Aside from spawning arguably the most popular and recognizable video game characters in history, Donkey Kong has also been the feature game of an incredible documentary film called "The King of Kong: A Fistful of Quarters." If you have never seen this film, stop reading now and go Netflix it. Seriously. I have no qualms with you ditching this measly blog project for an awesome movie like that. If you have seen it, however, then you know what I am talking about it. It documents the roller coaster ride that is competitive arcade gaming, where a prodigy of classic games (Billy Mitchell) and his Donkey Kong high score is challenged directly by an up and comer rookie in Steve Weibe. The film is simply fascinating as it depicts the seedy underbelly of gaming, yet somehow manages to paint Donkey Kong in beautiful watercolors for the world to see. Honestly, after watching the film for the first time, the very first thing I wanted to do, and ended up doing, was playing Donkey Kong, just to see where I was at skill wise compared to the best.
Let's just say that I was no where near being considered "good" at it.

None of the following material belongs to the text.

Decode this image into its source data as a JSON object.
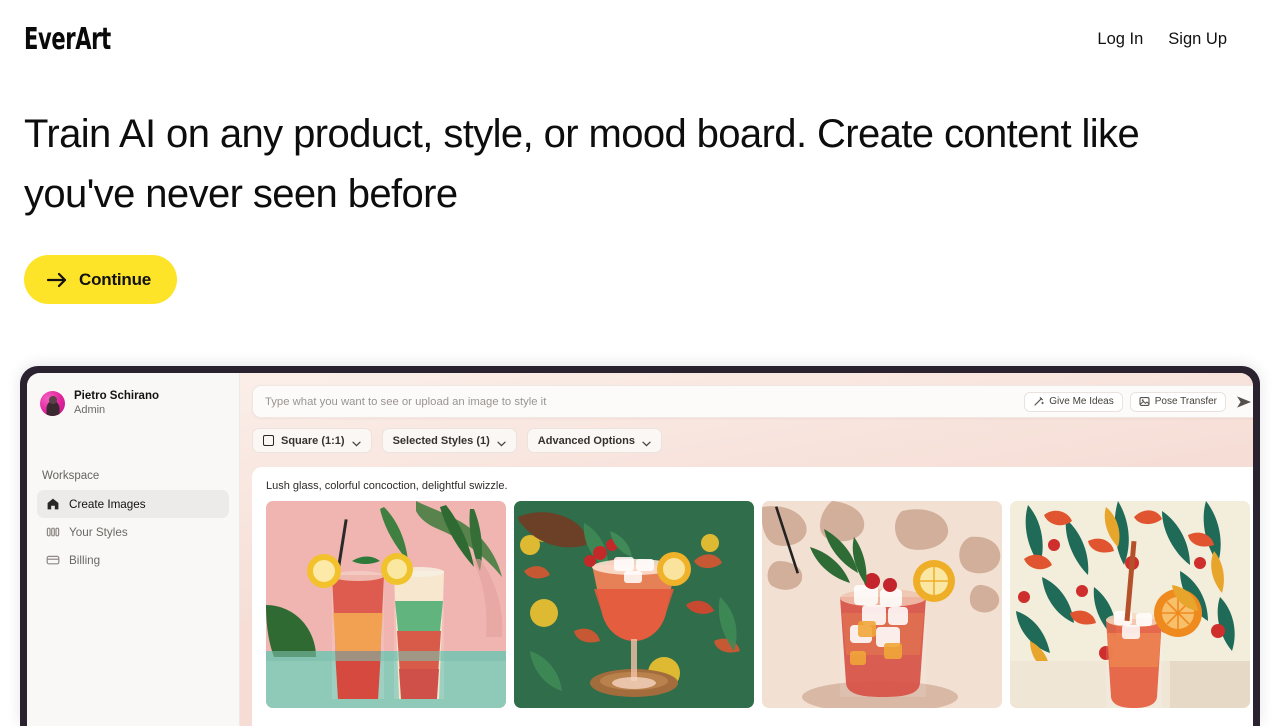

And tonight, that point rang true once again. Basically, I suck. Well, I guess I wouldn't say I completely suck, as I can manage to get through the first few levels without much problem, but after that, I have to forfeit to the gaming gods and concede defeat. Man, it's fun to try though. Over and over again. One day I hope to get to that magical Kill Screen that I've heard so much about, but I doubt it will ever happen. Consider it on my gaming bucket list, with an asterisk by it to indicate that I don't foresee it happening no matter how hard I try. Ever.
The game, as it gets harder, just requires absolute precise jumps and timing, which for some reason, I have a hard time with in this game. I doubt I am the only one though.
Oh, and one more cool thing Donkey Kong has been known for happened just recently, about two months ago I want to say. A father actually re-coded the game for his three year old daughter because she wanted to play as Pauline instead of Mario. He also turned the platforms pink instead of red and basically customized it to make it appealing to a little girl. How awesome is that?
So yeah, that's what I got to start out My Week Of Donkey Kong. I look forward to a week of Kong, as he transitions from the antagonist to the protagonist. Oh, and I will be finishing up my week with the new Donkey Kong Country Returns 3D for the Nintendo 3DS, which is receiving perfect scores from game reviewers on the internet. I simply cannot wait for that.
And I hope you can't either.